In the movie Postcards From The Edge, Meryl Streep and Shirley McClaine play a mother-daughter pair in a most realistic fashion. At one point, Meryl Streep tells someone that her mother is “that voice in your head that says you can’t do anything right.” (This is my all-time favorite movie, by the way, so that may tell you something about me!)
We all have that negative voice;
It’s stronger at some times than others. I was delighted to participate in a seminar last Friday given by Steve Andreas, MA that gave practical ways to deal with that voice. (The technical name of this method is neuro-linguistic programming, or NLP). I couldn’t wait to pass them on to you.
First, determine what the voice is saying. Is it saying “I can’t do anything right” or “YOU can’t do anything right?” This is an important distinction, because it tells you whether this is a message you picked up from someone else, or one coming from you.

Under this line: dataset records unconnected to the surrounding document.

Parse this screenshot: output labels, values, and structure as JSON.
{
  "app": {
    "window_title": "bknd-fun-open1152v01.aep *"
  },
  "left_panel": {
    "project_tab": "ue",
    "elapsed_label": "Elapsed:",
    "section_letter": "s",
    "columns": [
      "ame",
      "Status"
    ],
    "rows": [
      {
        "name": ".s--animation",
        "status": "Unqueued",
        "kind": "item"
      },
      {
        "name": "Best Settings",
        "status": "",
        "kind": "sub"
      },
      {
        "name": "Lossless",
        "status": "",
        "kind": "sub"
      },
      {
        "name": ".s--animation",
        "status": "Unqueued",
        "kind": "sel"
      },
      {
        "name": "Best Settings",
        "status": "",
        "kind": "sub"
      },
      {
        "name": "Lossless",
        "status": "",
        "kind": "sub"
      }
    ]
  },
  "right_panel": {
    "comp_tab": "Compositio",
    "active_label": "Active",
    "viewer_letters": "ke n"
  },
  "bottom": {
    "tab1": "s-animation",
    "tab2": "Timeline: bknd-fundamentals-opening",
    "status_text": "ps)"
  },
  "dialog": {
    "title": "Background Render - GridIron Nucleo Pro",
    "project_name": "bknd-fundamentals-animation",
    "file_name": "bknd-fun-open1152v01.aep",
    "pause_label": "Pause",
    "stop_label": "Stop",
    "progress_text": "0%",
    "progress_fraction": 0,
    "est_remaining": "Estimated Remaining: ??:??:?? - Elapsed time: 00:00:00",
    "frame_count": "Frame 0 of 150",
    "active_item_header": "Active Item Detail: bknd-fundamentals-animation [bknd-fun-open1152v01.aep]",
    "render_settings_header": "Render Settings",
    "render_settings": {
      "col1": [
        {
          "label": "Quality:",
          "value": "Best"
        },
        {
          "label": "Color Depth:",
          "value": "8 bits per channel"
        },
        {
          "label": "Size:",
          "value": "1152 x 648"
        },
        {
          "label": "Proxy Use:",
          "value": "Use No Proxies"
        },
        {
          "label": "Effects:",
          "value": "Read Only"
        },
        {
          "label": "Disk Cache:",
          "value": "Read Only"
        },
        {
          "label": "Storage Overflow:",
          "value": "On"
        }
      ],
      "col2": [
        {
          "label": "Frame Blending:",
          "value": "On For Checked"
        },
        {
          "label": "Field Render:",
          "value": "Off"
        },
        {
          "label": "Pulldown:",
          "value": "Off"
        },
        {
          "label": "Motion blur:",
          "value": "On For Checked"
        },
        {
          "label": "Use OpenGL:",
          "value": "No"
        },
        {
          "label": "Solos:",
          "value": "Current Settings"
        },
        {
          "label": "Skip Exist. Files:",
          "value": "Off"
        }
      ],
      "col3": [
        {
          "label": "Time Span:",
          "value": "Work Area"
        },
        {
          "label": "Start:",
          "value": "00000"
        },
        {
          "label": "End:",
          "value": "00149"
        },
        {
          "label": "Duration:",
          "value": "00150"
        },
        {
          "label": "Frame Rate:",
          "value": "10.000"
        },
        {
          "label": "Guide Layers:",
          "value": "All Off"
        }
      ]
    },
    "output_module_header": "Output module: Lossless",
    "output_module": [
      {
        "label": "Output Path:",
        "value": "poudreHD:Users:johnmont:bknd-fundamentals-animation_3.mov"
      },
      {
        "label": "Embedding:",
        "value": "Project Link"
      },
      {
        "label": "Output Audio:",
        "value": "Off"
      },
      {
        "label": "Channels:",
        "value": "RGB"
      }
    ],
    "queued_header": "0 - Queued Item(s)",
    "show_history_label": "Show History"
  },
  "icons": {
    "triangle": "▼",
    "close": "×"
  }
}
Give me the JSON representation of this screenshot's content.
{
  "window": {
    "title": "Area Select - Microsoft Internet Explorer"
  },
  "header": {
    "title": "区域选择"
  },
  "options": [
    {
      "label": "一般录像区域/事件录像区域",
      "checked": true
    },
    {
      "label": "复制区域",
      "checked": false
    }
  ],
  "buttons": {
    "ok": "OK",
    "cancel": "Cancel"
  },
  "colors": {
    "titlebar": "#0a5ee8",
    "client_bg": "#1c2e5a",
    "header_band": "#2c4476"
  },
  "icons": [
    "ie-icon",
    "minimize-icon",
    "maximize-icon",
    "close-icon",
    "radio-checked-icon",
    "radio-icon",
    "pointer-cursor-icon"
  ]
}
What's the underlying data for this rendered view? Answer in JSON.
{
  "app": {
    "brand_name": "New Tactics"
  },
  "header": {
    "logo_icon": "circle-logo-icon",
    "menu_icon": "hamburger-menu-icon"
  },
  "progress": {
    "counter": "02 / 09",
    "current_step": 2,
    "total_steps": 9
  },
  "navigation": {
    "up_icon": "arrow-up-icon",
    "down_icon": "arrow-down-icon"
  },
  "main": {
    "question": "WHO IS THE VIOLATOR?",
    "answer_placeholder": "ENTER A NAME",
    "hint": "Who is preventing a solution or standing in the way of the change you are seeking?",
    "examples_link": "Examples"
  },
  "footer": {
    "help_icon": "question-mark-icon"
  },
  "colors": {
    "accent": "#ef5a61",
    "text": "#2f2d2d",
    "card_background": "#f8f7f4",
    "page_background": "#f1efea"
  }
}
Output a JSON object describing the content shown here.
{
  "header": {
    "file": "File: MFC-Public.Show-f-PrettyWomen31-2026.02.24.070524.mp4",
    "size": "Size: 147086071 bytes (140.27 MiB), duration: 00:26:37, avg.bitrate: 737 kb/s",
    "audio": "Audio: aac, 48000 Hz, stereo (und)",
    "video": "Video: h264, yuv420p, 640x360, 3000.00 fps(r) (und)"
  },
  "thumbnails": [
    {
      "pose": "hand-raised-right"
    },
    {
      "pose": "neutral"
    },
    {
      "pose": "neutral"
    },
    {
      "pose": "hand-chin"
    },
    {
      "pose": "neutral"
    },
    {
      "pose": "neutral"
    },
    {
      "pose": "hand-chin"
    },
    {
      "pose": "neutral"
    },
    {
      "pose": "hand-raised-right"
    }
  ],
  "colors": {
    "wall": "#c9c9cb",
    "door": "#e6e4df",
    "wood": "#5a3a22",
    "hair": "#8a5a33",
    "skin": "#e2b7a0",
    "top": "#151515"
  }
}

Next, ask the voice, what are you trying to protect me from? What do you want to accomplish here? Maybe it’s trying to make you be extra careful so as not to make a mistake. The voice has a REASON for what it says. It wants to help.
Next, tell the voice a better way to accomplish that goal. For instance, replace “You can’t do anything right” with “It’s OK to make a mistake.” If the voice is saying, “you are too fat,” replace it with “I live a healthy lifestyle.”
If it persists in the negative, try speeding up the sound of that negative voice in your head, like a recording played at high speed. Give it a childish tone. Place it across the room. Place it outside the door, as if you are hearing it faintly and it’s having to shout. Put some up tempo music behind it (I like to put mine to the Hallelujah Chorus). Give it a foreign accent.
All of these are ways to gain control and thus diminish the serious authority of the negative voice.
This is the kind of work I do in session; why not call for an appointment, in person or on Skype, so we can work with that voice in deeper ways? I am here to help. Email me at info@Rockwall-Counseling.com for more information.